THE TASK:
No line before the one holding "Decode this image" is to be copied; that line and all after it, through the end of the listing, are returned exactly, minus pictures.

__________

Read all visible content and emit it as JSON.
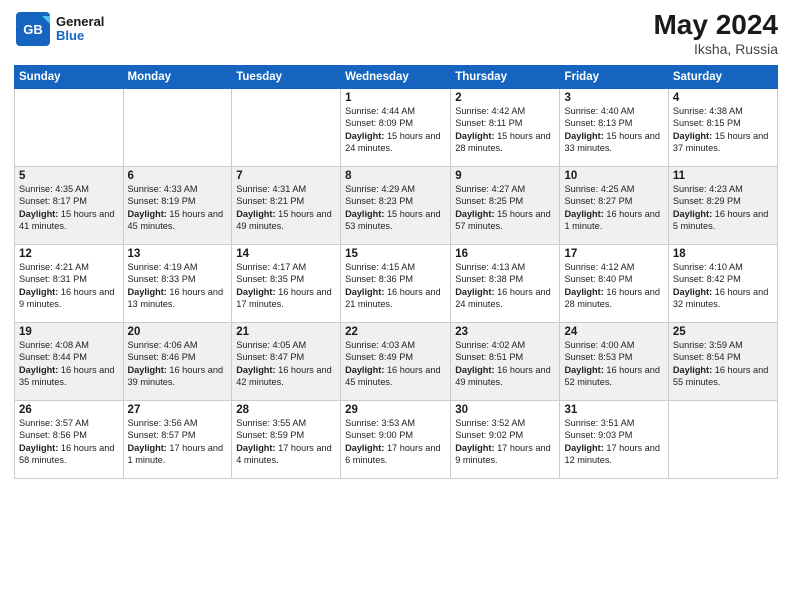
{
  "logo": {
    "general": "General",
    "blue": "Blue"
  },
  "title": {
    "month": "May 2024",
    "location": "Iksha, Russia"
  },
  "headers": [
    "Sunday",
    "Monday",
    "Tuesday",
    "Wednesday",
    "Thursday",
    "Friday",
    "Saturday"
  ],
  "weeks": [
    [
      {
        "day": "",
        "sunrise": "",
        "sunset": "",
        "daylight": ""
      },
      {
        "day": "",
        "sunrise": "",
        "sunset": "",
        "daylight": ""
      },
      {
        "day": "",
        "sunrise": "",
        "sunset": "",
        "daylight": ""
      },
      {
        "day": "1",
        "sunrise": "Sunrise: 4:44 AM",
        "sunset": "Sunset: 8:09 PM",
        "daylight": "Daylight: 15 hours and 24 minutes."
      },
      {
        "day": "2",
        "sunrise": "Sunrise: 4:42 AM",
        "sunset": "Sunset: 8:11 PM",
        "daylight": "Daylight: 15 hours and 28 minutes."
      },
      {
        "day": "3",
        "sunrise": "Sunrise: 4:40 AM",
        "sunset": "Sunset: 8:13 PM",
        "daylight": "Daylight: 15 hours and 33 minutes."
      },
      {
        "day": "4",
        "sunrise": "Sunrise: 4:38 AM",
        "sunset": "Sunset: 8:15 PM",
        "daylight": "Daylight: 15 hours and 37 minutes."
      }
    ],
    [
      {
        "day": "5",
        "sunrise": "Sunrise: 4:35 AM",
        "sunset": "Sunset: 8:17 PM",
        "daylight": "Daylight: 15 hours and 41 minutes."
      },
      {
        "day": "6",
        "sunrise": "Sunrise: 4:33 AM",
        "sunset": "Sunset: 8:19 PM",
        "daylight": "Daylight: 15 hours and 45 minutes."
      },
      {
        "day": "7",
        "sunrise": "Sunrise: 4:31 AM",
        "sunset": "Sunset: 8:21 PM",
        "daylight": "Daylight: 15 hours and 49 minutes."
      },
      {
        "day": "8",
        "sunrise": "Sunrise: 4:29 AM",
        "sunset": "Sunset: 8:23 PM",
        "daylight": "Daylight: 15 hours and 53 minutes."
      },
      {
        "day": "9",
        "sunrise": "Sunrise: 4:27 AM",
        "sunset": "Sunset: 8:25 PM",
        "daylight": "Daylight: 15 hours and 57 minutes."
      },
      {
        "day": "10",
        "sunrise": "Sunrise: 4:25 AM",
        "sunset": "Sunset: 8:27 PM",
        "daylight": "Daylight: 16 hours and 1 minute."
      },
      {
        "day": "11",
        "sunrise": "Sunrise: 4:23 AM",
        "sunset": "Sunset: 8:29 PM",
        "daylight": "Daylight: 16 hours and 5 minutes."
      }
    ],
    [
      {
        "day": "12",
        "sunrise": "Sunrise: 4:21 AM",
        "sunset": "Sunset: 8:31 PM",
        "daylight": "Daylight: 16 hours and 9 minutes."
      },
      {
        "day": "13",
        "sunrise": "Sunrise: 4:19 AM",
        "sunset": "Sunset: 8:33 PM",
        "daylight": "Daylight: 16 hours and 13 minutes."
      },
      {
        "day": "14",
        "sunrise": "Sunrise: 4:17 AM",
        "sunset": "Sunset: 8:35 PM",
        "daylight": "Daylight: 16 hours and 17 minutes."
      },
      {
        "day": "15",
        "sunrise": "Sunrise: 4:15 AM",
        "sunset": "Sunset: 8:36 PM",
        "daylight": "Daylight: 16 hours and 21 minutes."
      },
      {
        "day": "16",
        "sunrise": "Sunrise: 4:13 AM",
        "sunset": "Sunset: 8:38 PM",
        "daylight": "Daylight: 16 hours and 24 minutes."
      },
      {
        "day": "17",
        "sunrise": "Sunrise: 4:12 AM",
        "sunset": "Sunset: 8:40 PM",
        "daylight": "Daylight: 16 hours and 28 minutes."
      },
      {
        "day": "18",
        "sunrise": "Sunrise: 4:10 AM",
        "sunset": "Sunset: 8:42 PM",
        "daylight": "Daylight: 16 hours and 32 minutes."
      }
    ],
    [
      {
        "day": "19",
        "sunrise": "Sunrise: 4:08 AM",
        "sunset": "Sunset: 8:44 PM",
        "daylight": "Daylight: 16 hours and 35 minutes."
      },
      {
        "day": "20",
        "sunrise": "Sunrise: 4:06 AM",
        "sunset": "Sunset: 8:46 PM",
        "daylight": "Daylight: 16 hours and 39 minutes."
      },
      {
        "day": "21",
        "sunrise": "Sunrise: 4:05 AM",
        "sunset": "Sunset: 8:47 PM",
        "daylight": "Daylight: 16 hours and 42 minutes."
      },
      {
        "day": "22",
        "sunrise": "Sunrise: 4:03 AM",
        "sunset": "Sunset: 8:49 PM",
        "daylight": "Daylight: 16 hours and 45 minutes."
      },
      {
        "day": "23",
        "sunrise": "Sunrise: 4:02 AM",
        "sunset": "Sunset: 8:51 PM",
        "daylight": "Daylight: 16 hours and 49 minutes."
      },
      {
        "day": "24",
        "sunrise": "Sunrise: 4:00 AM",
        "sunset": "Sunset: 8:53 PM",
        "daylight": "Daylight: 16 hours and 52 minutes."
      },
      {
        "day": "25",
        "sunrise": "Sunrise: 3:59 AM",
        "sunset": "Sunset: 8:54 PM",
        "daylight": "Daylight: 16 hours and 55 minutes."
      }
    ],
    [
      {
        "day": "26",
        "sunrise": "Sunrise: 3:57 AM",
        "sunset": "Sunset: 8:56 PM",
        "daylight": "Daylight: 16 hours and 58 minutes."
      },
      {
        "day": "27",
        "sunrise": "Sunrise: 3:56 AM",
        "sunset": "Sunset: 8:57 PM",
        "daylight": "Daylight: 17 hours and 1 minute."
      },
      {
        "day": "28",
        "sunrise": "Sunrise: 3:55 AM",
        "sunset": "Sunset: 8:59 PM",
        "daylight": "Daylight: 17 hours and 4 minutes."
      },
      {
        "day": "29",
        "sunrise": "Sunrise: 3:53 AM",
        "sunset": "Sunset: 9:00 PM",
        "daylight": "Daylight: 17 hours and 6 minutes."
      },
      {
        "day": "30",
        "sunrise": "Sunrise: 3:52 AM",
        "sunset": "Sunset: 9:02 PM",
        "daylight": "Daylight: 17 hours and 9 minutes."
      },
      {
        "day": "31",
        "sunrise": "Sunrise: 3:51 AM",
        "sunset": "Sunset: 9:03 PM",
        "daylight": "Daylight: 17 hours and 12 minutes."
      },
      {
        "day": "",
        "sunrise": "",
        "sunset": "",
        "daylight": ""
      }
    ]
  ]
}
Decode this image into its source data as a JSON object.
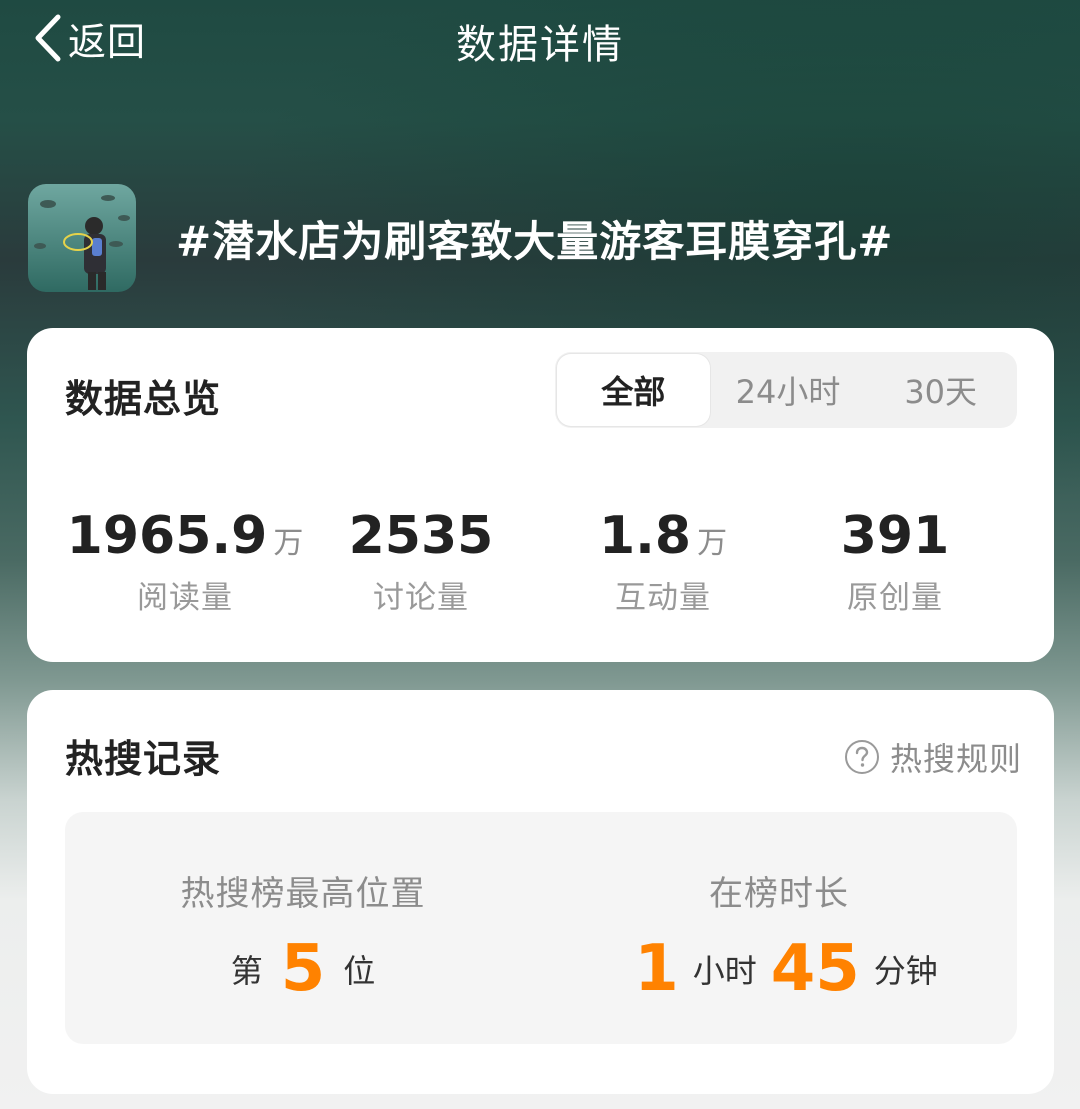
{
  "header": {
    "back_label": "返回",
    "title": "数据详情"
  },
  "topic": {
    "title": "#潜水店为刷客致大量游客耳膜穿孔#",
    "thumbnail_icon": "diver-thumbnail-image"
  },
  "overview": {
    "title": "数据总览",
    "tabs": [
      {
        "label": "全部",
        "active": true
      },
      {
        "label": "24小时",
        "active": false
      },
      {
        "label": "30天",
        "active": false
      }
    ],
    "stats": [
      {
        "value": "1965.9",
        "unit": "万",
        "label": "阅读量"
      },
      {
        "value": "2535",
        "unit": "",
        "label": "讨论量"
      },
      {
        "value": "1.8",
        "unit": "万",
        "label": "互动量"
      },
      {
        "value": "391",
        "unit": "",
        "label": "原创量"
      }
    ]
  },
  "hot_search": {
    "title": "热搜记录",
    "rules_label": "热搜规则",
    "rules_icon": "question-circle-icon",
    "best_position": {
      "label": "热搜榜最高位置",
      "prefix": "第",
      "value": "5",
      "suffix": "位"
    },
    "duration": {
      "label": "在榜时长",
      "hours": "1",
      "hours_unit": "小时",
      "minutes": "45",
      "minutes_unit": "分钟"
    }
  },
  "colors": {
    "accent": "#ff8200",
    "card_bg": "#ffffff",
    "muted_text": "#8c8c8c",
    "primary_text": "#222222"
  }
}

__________

SOLUTION FOR THIS PROBLEM:
Decode this image into its source data as a JSON object.
{
  "header": {
    "back_label": "返回",
    "title": "数据详情"
  },
  "topic": {
    "title": "#潜水店为刷客致大量游客耳膜穿孔#",
    "thumbnail_icon": "diver-thumbnail-image"
  },
  "overview": {
    "title": "数据总览",
    "tabs": [
      {
        "label": "全部",
        "active": true
      },
      {
        "label": "24小时",
        "active": false
      },
      {
        "label": "30天",
        "active": false
      }
    ],
    "stats": [
      {
        "value": "1965.9",
        "unit": "万",
        "label": "阅读量"
      },
      {
        "value": "2535",
        "unit": "",
        "label": "讨论量"
      },
      {
        "value": "1.8",
        "unit": "万",
        "label": "互动量"
      },
      {
        "value": "391",
        "unit": "",
        "label": "原创量"
      }
    ]
  },
  "hot_search": {
    "title": "热搜记录",
    "rules_label": "热搜规则",
    "rules_icon": "question-circle-icon",
    "best_position": {
      "label": "热搜榜最高位置",
      "prefix": "第",
      "value": "5",
      "suffix": "位"
    },
    "duration": {
      "label": "在榜时长",
      "hours": "1",
      "hours_unit": "小时",
      "minutes": "45",
      "minutes_unit": "分钟"
    }
  },
  "colors": {
    "accent": "#ff8200",
    "card_bg": "#ffffff",
    "muted_text": "#8c8c8c",
    "primary_text": "#222222"
  }
}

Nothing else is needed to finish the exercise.